Crane on Havila Phoenix is a world firstVessel & ROV News // March 3, 2009
Expected to be on its way to work in the Gulf of Mexico on a 10-year time charter with Phoenix International once remaining technical issues have been ironed out, Havila Phoenix is the first example of the Havyard 858 design, a subsea construction vessel that is also the first to be fitted with an offshore crane capable of working with fibre rope as well as conventional steel rope.
This latest newbuild from Havyard Leirvik is 110m overall with a beam of 23m and accommodation for 140, and was recently fitted with the massive 250 tonne active heave compensated offshore crane that will be her primary ‘tool,’ prior to commencing her charter to Phoenix International.
Although the charterer will use conventional steel wire to begin with, the huge offshore crane is capable of handling lightweight fibre rope of a type that offers several advantages compared with conventional steel wire rope.
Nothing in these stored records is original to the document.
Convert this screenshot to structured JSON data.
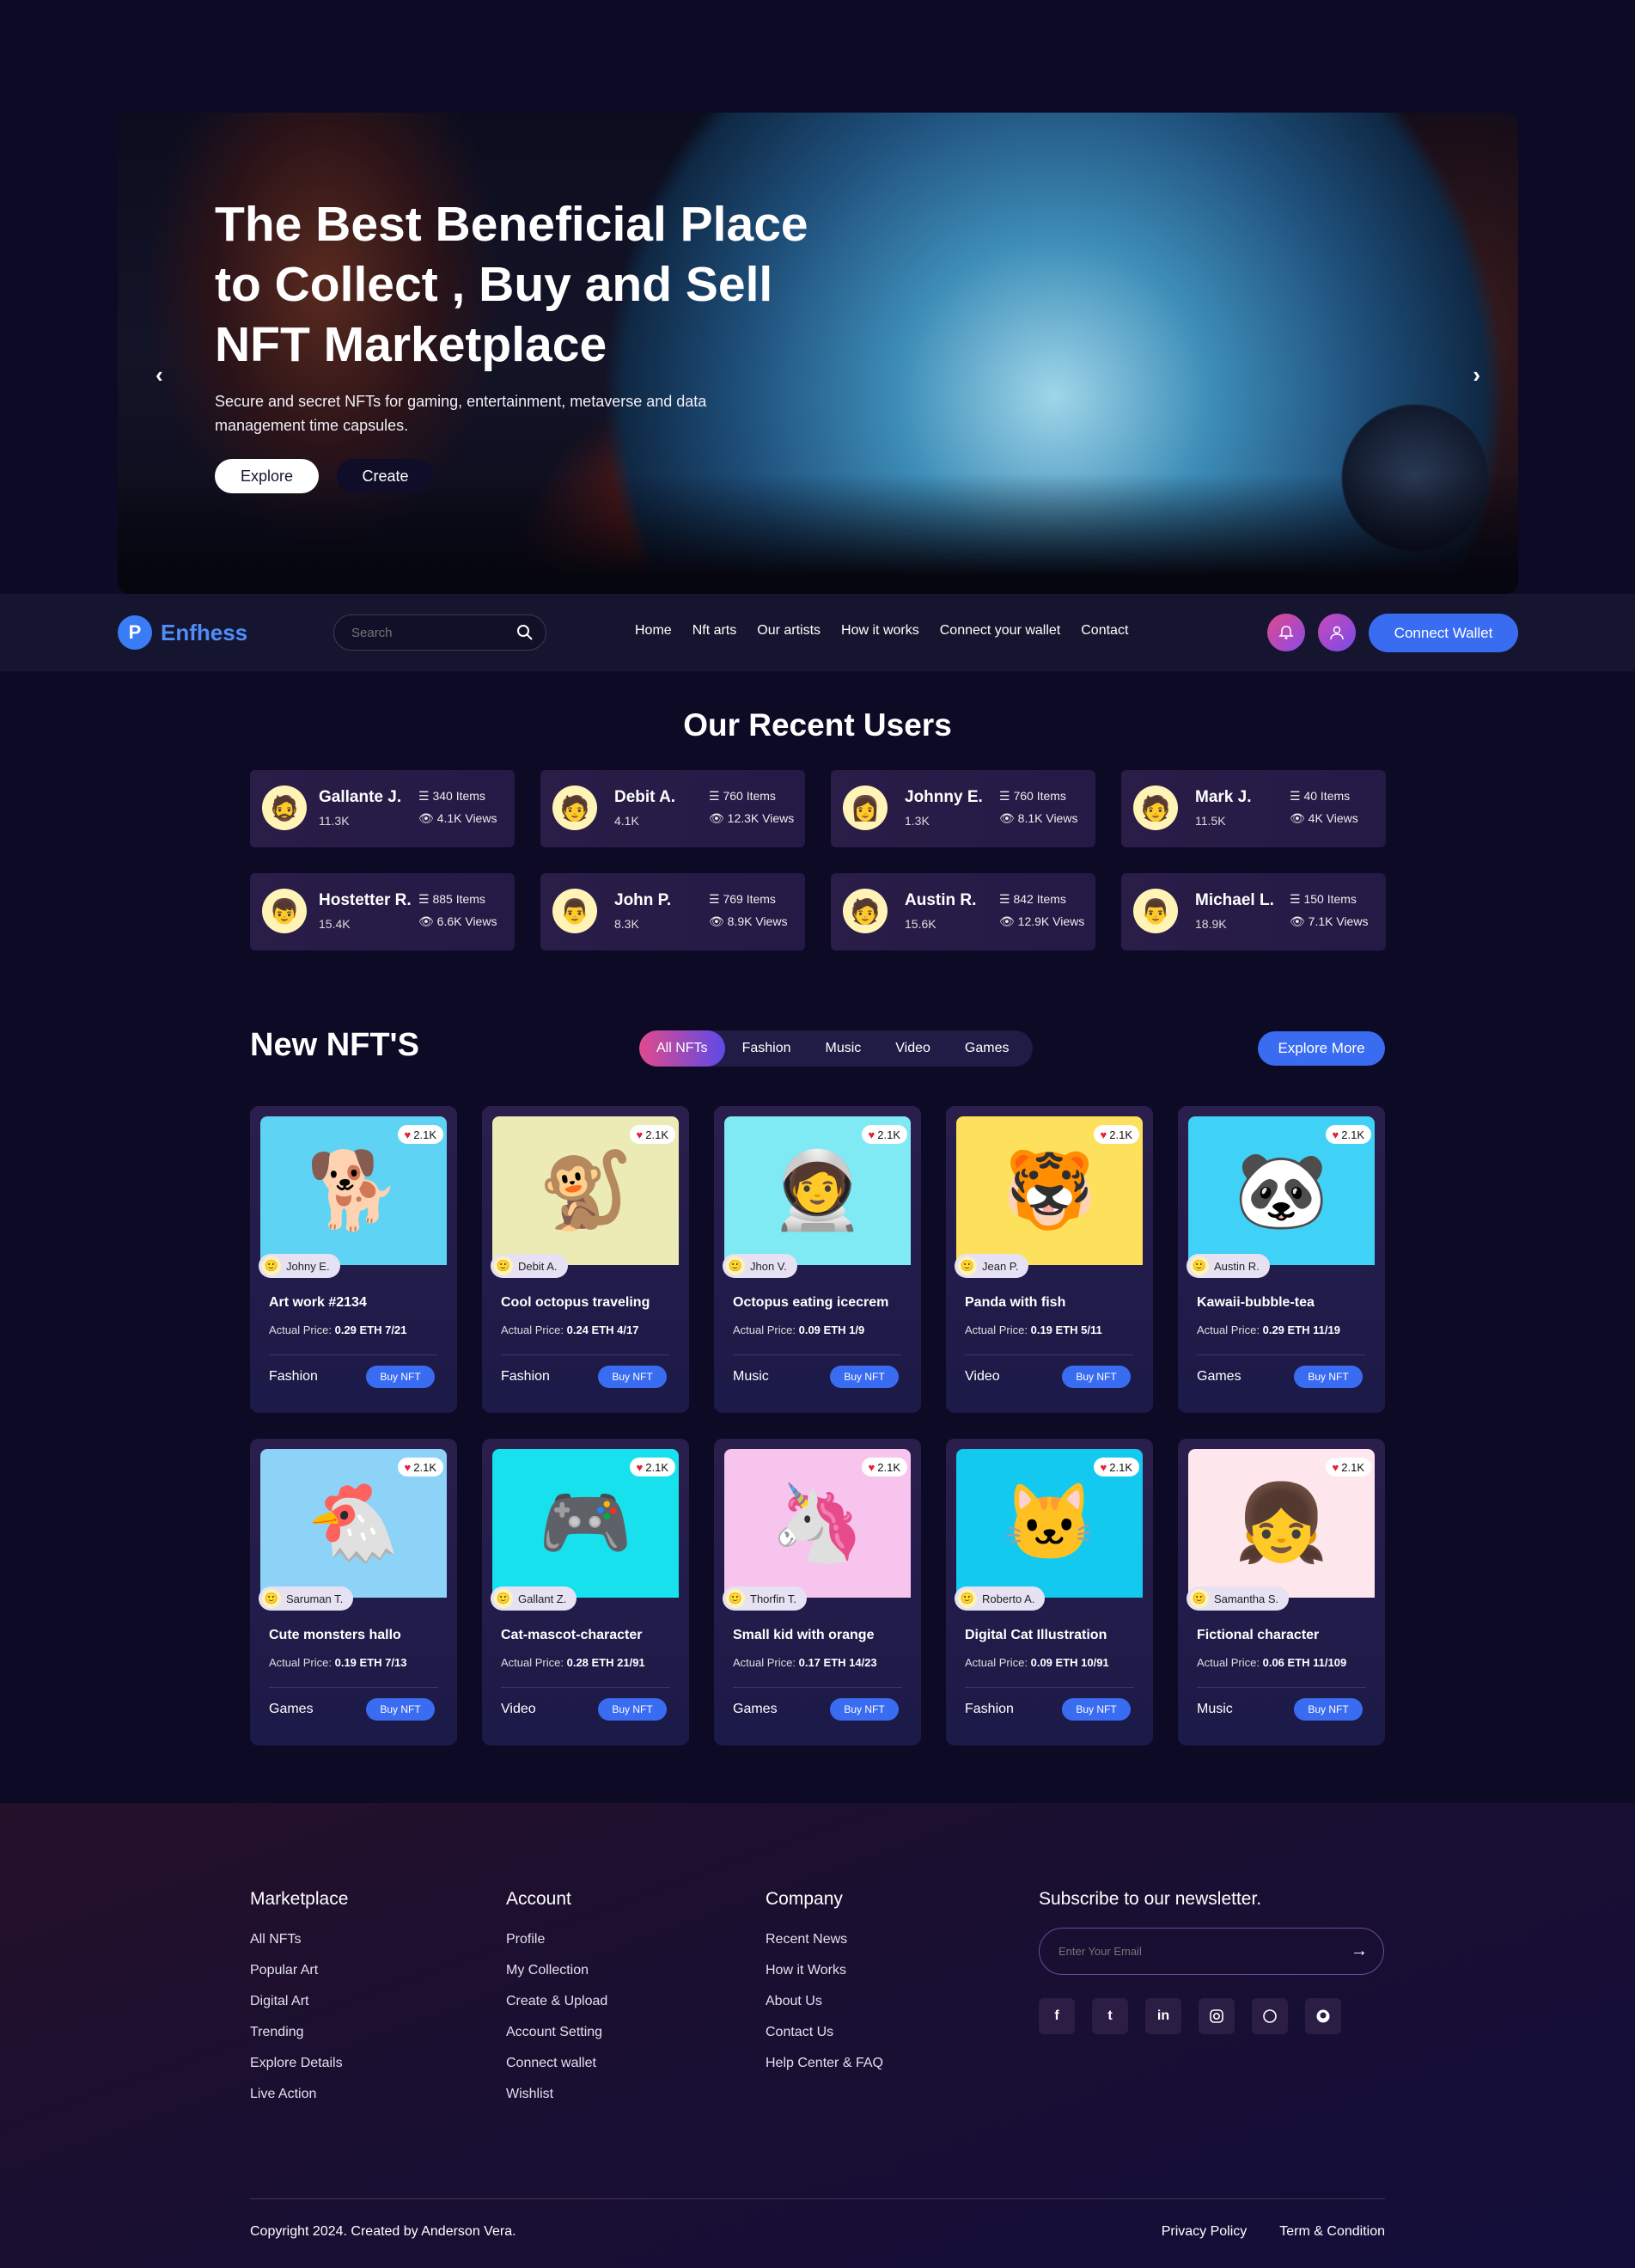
{
  "hero": {
    "title_line1": "The Best Beneficial Place",
    "title_line2": "to Collect , Buy and Sell",
    "title_line3": "NFT Marketplace",
    "subtitle": "Secure and secret NFTs for gaming, entertainment, metaverse and data management time capsules.",
    "explore": "Explore",
    "create": "Create",
    "prev": "‹",
    "next": "›"
  },
  "nav": {
    "brand": "Enfhess",
    "search_placeholder": "Search",
    "links": [
      "Home",
      "Nft arts",
      "Our artists",
      "How it works",
      "Connect your wallet",
      "Contact"
    ],
    "wallet": "Connect Wallet"
  },
  "users": {
    "title": "Our Recent Users",
    "list": [
      {
        "name": "Gallante J.",
        "followers": "11.3K",
        "items": "340 Items",
        "views": "4.1K Views"
      },
      {
        "name": "Debit A.",
        "followers": "4.1K",
        "items": "760 Items",
        "views": "12.3K Views"
      },
      {
        "name": "Johnny E.",
        "followers": "1.3K",
        "items": "760 Items",
        "views": "8.1K Views"
      },
      {
        "name": "Mark J.",
        "followers": "11.5K",
        "items": "40 Items",
        "views": "4K Views"
      },
      {
        "name": "Hostetter R.",
        "followers": "15.4K",
        "items": "885 Items",
        "views": "6.6K Views"
      },
      {
        "name": "John P.",
        "followers": "8.3K",
        "items": "769 Items",
        "views": "8.9K Views"
      },
      {
        "name": "Austin R.",
        "followers": "15.6K",
        "items": "842 Items",
        "views": "12.9K Views"
      },
      {
        "name": "Michael L.",
        "followers": "18.9K",
        "items": "150 Items",
        "views": "7.1K Views"
      }
    ]
  },
  "nfts": {
    "title": "New NFT'S",
    "tabs": [
      "All NFTs",
      "Fashion",
      "Music",
      "Video",
      "Games"
    ],
    "explore_more": "Explore More",
    "price_label": "Actual Price:",
    "buy": "Buy NFT",
    "likes": "2.1K",
    "cards": [
      {
        "title": "Art work #2134",
        "price": "0.29 ETH 7/21",
        "category": "Fashion",
        "owner": "Johny E.",
        "bg": "#5fd3f3",
        "icon": "🐕"
      },
      {
        "title": "Cool octopus traveling",
        "price": "0.24 ETH 4/17",
        "category": "Fashion",
        "owner": "Debit A.",
        "bg": "#ecebb5",
        "icon": "🐒"
      },
      {
        "title": "Octopus eating icecrem",
        "price": "0.09 ETH 1/9",
        "category": "Music",
        "owner": "Jhon V.",
        "bg": "#7fe9f4",
        "icon": "🧑‍🚀"
      },
      {
        "title": "Panda with fish",
        "price": "0.19 ETH 5/11",
        "category": "Video",
        "owner": "Jean P.",
        "bg": "#fde05c",
        "icon": "🐯"
      },
      {
        "title": "Kawaii-bubble-tea",
        "price": "0.29 ETH 11/19",
        "category": "Games",
        "owner": "Austin R.",
        "bg": "#3fd1f6",
        "icon": "🐼"
      },
      {
        "title": "Cute monsters hallo",
        "price": "0.19 ETH 7/13",
        "category": "Games",
        "owner": "Saruman T.",
        "bg": "#8dd3f7",
        "icon": "🐔"
      },
      {
        "title": "Cat-mascot-character",
        "price": "0.28 ETH 21/91",
        "category": "Video",
        "owner": "Gallant Z.",
        "bg": "#18e1ee",
        "icon": "🎮"
      },
      {
        "title": "Small kid with orange",
        "price": "0.17 ETH 14/23",
        "category": "Games",
        "owner": "Thorfin T.",
        "bg": "#f7c4ee",
        "icon": "🦄"
      },
      {
        "title": "Digital Cat Illustration",
        "price": "0.09 ETH 10/91",
        "category": "Fashion",
        "owner": "Roberto A.",
        "bg": "#14c9ef",
        "icon": "🐱"
      },
      {
        "title": "Fictional character",
        "price": "0.06 ETH 11/109",
        "category": "Music",
        "owner": "Samantha S.",
        "bg": "#fde6ec",
        "icon": "👧"
      }
    ]
  },
  "footer": {
    "marketplace": {
      "title": "Marketplace",
      "items": [
        "All NFTs",
        "Popular Art",
        "Digital Art",
        "Trending",
        "Explore Details",
        "Live Action"
      ]
    },
    "account": {
      "title": "Account",
      "items": [
        "Profile",
        "My Collection",
        "Create & Upload",
        "Account Setting",
        "Connect wallet",
        "Wishlist"
      ]
    },
    "company": {
      "title": "Company",
      "items": [
        "Recent News",
        "How it Works",
        "About Us",
        "Contact Us",
        "Help Center & FAQ"
      ]
    },
    "newsletter": {
      "title": "Subscribe to our newsletter.",
      "placeholder": "Enter Your Email"
    },
    "social": [
      "facebook-icon",
      "twitter-icon",
      "linkedin-icon",
      "instagram-icon",
      "whatsapp-icon",
      "github-icon"
    ],
    "copyright": "Copyright 2024. Created by Anderson Vera.",
    "privacy": "Privacy Policy",
    "terms": "Term & Condition"
  }
}
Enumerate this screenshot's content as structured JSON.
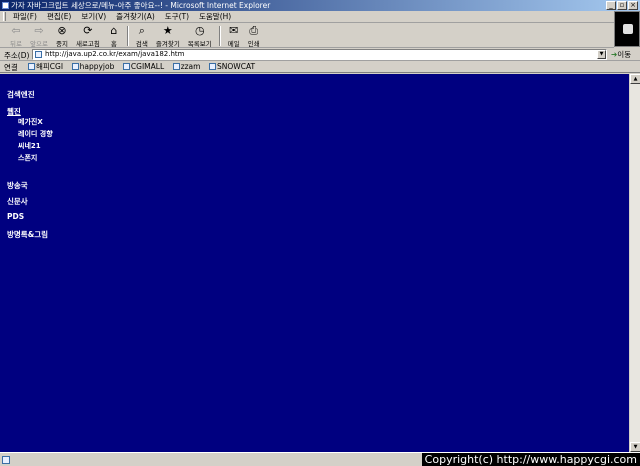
{
  "window": {
    "title": "가자 자바그크립트 세상으로/메뉴-아주 좋아요--! - Microsoft Internet Explorer",
    "controls": [
      "_",
      "▫",
      "×"
    ]
  },
  "menu": [
    "파일(F)",
    "편집(E)",
    "보기(V)",
    "즐겨찾기(A)",
    "도구(T)",
    "도움말(H)"
  ],
  "toolbar": [
    {
      "label": "뒤로",
      "icon": "back-arrow-icon",
      "glyph": "⇦",
      "disabled": true
    },
    {
      "label": "앞으로",
      "icon": "forward-arrow-icon",
      "glyph": "⇨",
      "disabled": true
    },
    {
      "label": "중지",
      "icon": "stop-icon",
      "glyph": "⊗",
      "disabled": false
    },
    {
      "label": "새로고침",
      "icon": "refresh-icon",
      "glyph": "⟳",
      "disabled": false
    },
    {
      "label": "홈",
      "icon": "home-icon",
      "glyph": "⌂",
      "disabled": false
    },
    {
      "label": "검색",
      "icon": "search-icon",
      "glyph": "⌕",
      "disabled": false
    },
    {
      "label": "즐겨찾기",
      "icon": "favorites-icon",
      "glyph": "★",
      "disabled": false
    },
    {
      "label": "목록보기",
      "icon": "history-icon",
      "glyph": "◷",
      "disabled": false
    },
    {
      "label": "메일",
      "icon": "mail-icon",
      "glyph": "✉",
      "disabled": false
    },
    {
      "label": "인쇄",
      "icon": "print-icon",
      "glyph": "⎙",
      "disabled": false
    }
  ],
  "address": {
    "label": "주소(D)",
    "url": "http://java.up2.co.kr/exam/java182.htm",
    "go_label": "이동"
  },
  "links": {
    "label": "연결",
    "items": [
      "해피CGI",
      "happyjob",
      "CGIMALL",
      "zzam",
      "SNOWCAT"
    ]
  },
  "content": {
    "background": "#000080",
    "menu": [
      {
        "label": "검색엔진",
        "active": false,
        "sub": []
      },
      {
        "label": "웹진",
        "active": true,
        "sub": [
          "메가진X",
          "레이디 경향",
          "씨네21",
          "스폰지"
        ]
      },
      {
        "label": "방송국",
        "active": false,
        "sub": []
      },
      {
        "label": "신문사",
        "active": false,
        "sub": []
      },
      {
        "label": "PDS",
        "active": false,
        "sub": []
      },
      {
        "label": "방명록&그림",
        "active": false,
        "sub": []
      }
    ]
  },
  "status": {
    "text": "",
    "watermark": "Copyright(c) http://www.happycgi.com"
  }
}
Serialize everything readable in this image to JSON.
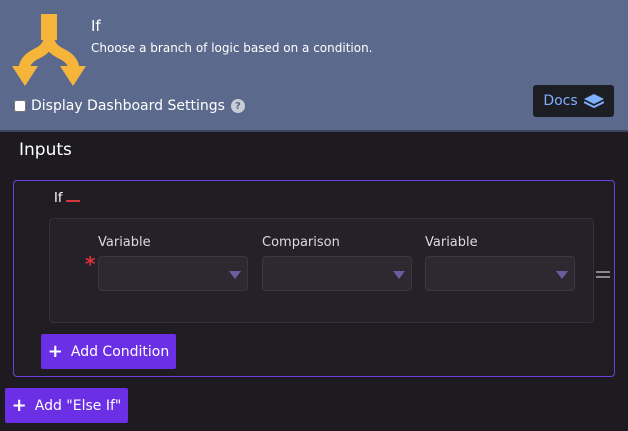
{
  "node": {
    "title": "If",
    "subtitle": "Choose a branch of logic based on a condition.",
    "icon": "fork-icon",
    "icon_color": "#f5b43a",
    "header_color": "#5b6a8c"
  },
  "dashboard": {
    "checkbox_label": "Display Dashboard Settings",
    "checked": false,
    "help_glyph": "?"
  },
  "docs": {
    "label": "Docs",
    "icon": "layers-icon"
  },
  "inputs": {
    "title": "Inputs",
    "if_block": {
      "label": "If",
      "condition": {
        "left_label": "Variable",
        "comparison_label": "Comparison",
        "right_label": "Variable",
        "left_value": "",
        "comparison_value": "",
        "right_value": "",
        "required_marker": "*"
      },
      "add_condition_label": "Add Condition"
    },
    "add_else_if_label": "Add \"Else If\""
  },
  "colors": {
    "accent": "#6b2fe6",
    "border_active": "#6b3fe0",
    "required": "#e0303a"
  }
}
“MacGREGOR’s technology for handling lightweight fibre rope rather than traditional steel wire rope offers several advantages that will meet the ever-increasing demands of the offshore industry as operators move further into deeper water,” said Řystein Bondevik, sales director at GREGOR’s Offshore division.
“Because the fibre rope is much lighter, and effectively neutral in weight in water, much heavier loads can be handled than is the case with a conventional crane. Consequently, overall safety is improved due to the lighter equipment, which can still carry out heavy work operations.”